The latest racer from Sega was on hand, and when I first came across it, I was a little bit surprised. The cabinet is much taller than I expected it to be, a little taller than House of the Dead Scarlet Dawn that it was sitting next to. Using a motion-enabled ATV shaped seat and handlebar controllers, you race on five off-road tracks that have been beautifully crafted in Unreal Engine 4. It is a closed circuit racer; sports a 47″ monitor; and can link up to four units, but only one was available at the show. It also has a “wind cannon” that is integrated into the front panel, although that is only used sparingly, as opposed to blowing air into your face the entire time. The motion is not intense, feeling like it is trying to just mimic the bumps in the road as opposed to working like a mechanical bull (which is fine…I just wonder if the power to the system can be adjusted).
The game itself plays a little bit differently than your typical Sega racer, in that many Sega racers try and be more along the lines of a simulator than a slightly interactive roller coaster. In case you are worried about rubber banding, I didn’t get much of that from what I played; which shows that the game doesn’t play most of the game for you. I did witness a few people have trouble with the controls, slamming into the corner on a tight turn. There is some auto-correction there, but not quite on the level of something like in Super Bikes. While this did cause frustration in a player or two I watched, when I played, I did so by making sure to use my brake or to ease up on the gas before taking a turn. With that, I didn’t have the same trouble as I saw some others go through. ATV does throw quite a few turns into the mix, so it’s good to go into it with that expectation. This can make ATV Slam is a little difficult, but I think if you give it a few plays (learning the tracks), that will ease up.
The graphics are fantastic, thanks to using Unreal Engine 4 and HDR lighting. Perhaps it was the lighting of the convention center combined with the angle of the game, but the screen did seem a little dark. Perhaps it’s the factory setting, or maybe operators can adjust that if need be.
As a note, the New Season software of Daytona Championship USA was not there, but is still in development. I hope to have some good info on this one soon.
Nerf Arcade (Raw Thrills)

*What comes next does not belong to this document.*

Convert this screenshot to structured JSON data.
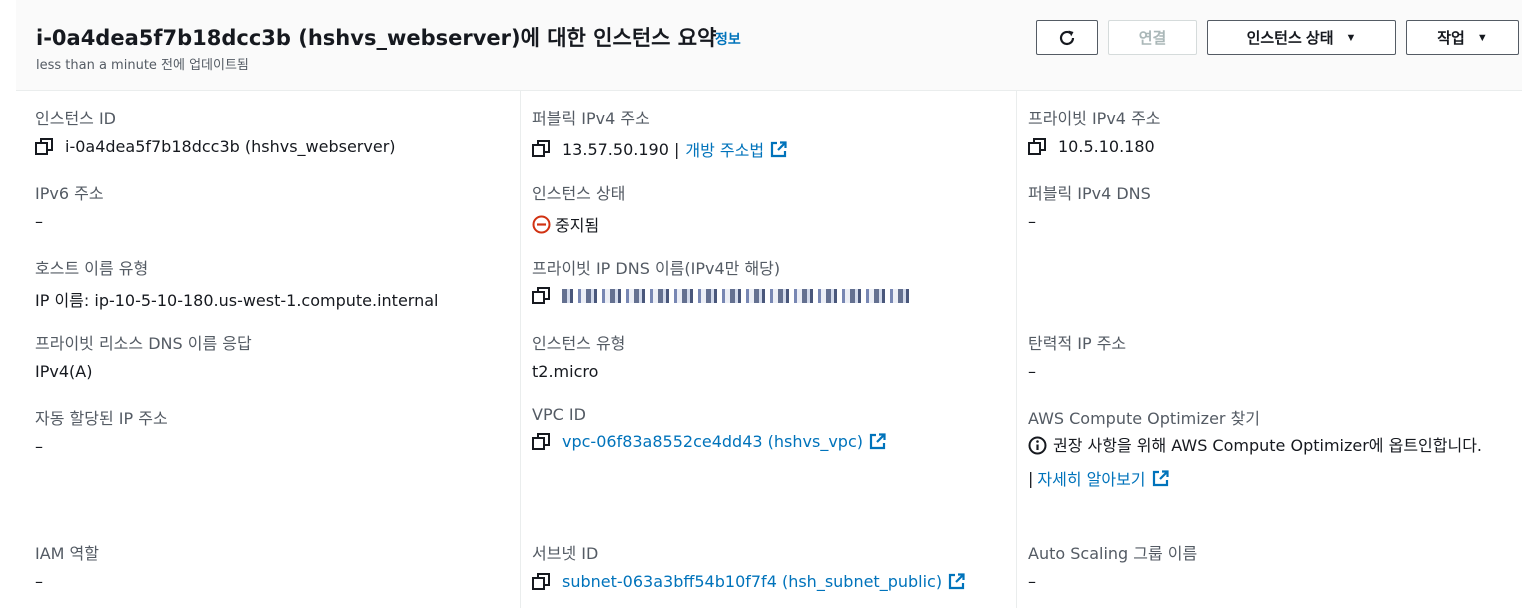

Among the firsts for this Amusement Expo was the debut of Raw Thrills’ Nerf Arcade. Like Centipede Chaos, this was seen on test prior to expo, although Raw Thrills did provide a bit of information on it. It’s a straight forward target shooting gallery game, where tons of targets appear in themed rooms your you to blast before the timer runs out (I believe each round was set to 30 seconds. There is a lightning round where a horde of targets is thrown at you, more than you can take out, giving you a chance to rack up some points. There are four rooms: Zombie Lagoon, Army Base, Zombie Graveyard and Drone Hangar. I’ll put the flyer below the video; the only thing I’ve been trying to find out about it that I didn’t catch was how the QR code system works; it stated that you could “Win Prizes” by sharing your score on social media (Facebook/Twitter). Not sure if Raw Thrills will have an online redemption store for that or how it will work.

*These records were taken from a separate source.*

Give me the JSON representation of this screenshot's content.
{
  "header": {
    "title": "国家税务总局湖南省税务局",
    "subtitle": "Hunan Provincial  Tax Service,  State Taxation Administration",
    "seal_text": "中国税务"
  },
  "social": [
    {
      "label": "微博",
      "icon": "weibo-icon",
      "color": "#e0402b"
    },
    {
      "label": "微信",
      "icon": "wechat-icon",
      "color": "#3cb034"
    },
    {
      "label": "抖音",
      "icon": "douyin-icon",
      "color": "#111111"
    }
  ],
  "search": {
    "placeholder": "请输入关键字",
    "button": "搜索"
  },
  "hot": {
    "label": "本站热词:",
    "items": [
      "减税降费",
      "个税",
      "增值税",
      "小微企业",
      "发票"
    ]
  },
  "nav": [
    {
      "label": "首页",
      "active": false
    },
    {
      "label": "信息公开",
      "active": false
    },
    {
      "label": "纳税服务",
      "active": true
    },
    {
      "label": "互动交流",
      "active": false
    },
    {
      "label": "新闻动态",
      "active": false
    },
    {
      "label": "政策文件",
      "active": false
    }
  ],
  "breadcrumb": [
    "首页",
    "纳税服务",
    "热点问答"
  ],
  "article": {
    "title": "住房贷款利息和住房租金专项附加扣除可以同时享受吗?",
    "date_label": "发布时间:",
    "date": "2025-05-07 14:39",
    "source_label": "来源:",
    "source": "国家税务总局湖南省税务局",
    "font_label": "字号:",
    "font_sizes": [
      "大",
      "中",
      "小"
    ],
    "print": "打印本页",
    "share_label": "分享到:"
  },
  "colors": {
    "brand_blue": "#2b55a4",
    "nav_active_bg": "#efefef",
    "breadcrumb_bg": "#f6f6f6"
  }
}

As mentioned, it’s a simple game, but it’s not complete yet so we’ll see if there are major changes between now and the release in June. I could imagine that will include different transitions to the rooms, or perhaps a room selection screen; the way it was setup, it just went from room to room without a lot of fanfare. As a single screen game, it doesn’t need a ton of horsepower, but the game looks fine. The volume was so low on it that I couldn’t hear much of anything; the force feedback from the guns themselves was louder. It would be nice if the gun shells had a Nerf gun (or Nerf-styled) look, but that would probably entail a higher cost.
I’ve got more to discuss in regards to Amusement Expo 2019, including The Munsters Pinball, Super Bikes 3, Monster Bash pinball, and Fantasy Soccer. Say what you think about these games below or on our forums!